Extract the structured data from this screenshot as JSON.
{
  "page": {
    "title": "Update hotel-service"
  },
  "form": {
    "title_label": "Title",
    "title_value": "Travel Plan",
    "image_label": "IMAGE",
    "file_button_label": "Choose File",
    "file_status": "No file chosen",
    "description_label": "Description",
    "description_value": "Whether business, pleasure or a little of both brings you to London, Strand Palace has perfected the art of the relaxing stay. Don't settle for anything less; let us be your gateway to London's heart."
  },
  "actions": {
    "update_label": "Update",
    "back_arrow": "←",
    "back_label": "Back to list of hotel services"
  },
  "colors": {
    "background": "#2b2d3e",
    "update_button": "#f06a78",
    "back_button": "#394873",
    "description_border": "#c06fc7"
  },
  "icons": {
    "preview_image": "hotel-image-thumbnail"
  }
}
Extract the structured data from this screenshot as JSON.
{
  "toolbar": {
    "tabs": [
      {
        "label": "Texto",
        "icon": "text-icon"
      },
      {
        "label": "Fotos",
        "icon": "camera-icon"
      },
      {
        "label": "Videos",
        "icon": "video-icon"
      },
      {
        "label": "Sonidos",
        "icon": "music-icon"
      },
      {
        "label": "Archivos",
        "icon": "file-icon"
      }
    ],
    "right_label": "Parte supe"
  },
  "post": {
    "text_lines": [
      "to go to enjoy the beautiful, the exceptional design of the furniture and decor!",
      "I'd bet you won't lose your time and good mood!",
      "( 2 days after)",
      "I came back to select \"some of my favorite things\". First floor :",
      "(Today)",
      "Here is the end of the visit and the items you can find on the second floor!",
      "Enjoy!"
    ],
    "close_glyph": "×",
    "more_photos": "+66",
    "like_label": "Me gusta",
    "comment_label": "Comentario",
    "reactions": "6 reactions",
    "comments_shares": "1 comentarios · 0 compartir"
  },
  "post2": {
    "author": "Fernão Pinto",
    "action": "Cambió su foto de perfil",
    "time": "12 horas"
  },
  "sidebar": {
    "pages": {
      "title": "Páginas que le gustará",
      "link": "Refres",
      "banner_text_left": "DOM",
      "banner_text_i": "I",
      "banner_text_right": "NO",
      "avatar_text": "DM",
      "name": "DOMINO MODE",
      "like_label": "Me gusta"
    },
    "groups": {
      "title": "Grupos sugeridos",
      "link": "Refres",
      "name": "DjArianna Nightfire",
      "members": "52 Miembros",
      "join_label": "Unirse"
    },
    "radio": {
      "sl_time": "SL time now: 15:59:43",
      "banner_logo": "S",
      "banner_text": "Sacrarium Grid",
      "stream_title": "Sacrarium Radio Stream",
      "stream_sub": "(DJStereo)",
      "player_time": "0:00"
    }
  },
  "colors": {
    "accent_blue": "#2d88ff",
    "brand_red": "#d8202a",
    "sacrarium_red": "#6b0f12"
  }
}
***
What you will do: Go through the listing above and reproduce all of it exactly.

Result of this task:
Extract the structured data from this screenshot as JSON.
{
  "page": {
    "title": "Update hotel-service"
  },
  "form": {
    "title_label": "Title",
    "title_value": "Travel Plan",
    "image_label": "IMAGE",
    "file_button_label": "Choose File",
    "file_status": "No file chosen",
    "description_label": "Description",
    "description_value": "Whether business, pleasure or a little of both brings you to London, Strand Palace has perfected the art of the relaxing stay. Don't settle for anything less; let us be your gateway to London's heart."
  },
  "actions": {
    "update_label": "Update",
    "back_arrow": "←",
    "back_label": "Back to list of hotel services"
  },
  "colors": {
    "background": "#2b2d3e",
    "update_button": "#f06a78",
    "back_button": "#394873",
    "description_border": "#c06fc7"
  },
  "icons": {
    "preview_image": "hotel-image-thumbnail"
  }
}
Extract the structured data from this screenshot as JSON.
{
  "toolbar": {
    "tabs": [
      {
        "label": "Texto",
        "icon": "text-icon"
      },
      {
        "label": "Fotos",
        "icon": "camera-icon"
      },
      {
        "label": "Videos",
        "icon": "video-icon"
      },
      {
        "label": "Sonidos",
        "icon": "music-icon"
      },
      {
        "label": "Archivos",
        "icon": "file-icon"
      }
    ],
    "right_label": "Parte supe"
  },
  "post": {
    "text_lines": [
      "to go to enjoy the beautiful, the exceptional design of the furniture and decor!",
      "I'd bet you won't lose your time and good mood!",
      "( 2 days after)",
      "I came back to select \"some of my favorite things\". First floor :",
      "(Today)",
      "Here is the end of the visit and the items you can find on the second floor!",
      "Enjoy!"
    ],
    "close_glyph": "×",
    "more_photos": "+66",
    "like_label": "Me gusta",
    "comment_label": "Comentario",
    "reactions": "6 reactions",
    "comments_shares": "1 comentarios · 0 compartir"
  },
  "post2": {
    "author": "Fernão Pinto",
    "action": "Cambió su foto de perfil",
    "time": "12 horas"
  },
  "sidebar": {
    "pages": {
      "title": "Páginas que le gustará",
      "link": "Refres",
      "banner_text_left": "DOM",
      "banner_text_i": "I",
      "banner_text_right": "NO",
      "avatar_text": "DM",
      "name": "DOMINO MODE",
      "like_label": "Me gusta"
    },
    "groups": {
      "title": "Grupos sugeridos",
      "link": "Refres",
      "name": "DjArianna Nightfire",
      "members": "52 Miembros",
      "join_label": "Unirse"
    },
    "radio": {
      "sl_time": "SL time now: 15:59:43",
      "banner_logo": "S",
      "banner_text": "Sacrarium Grid",
      "stream_title": "Sacrarium Radio Stream",
      "stream_sub": "(DJStereo)",
      "player_time": "0:00"
    }
  },
  "colors": {
    "accent_blue": "#2d88ff",
    "brand_red": "#d8202a",
    "sacrarium_red": "#6b0f12"
  }
}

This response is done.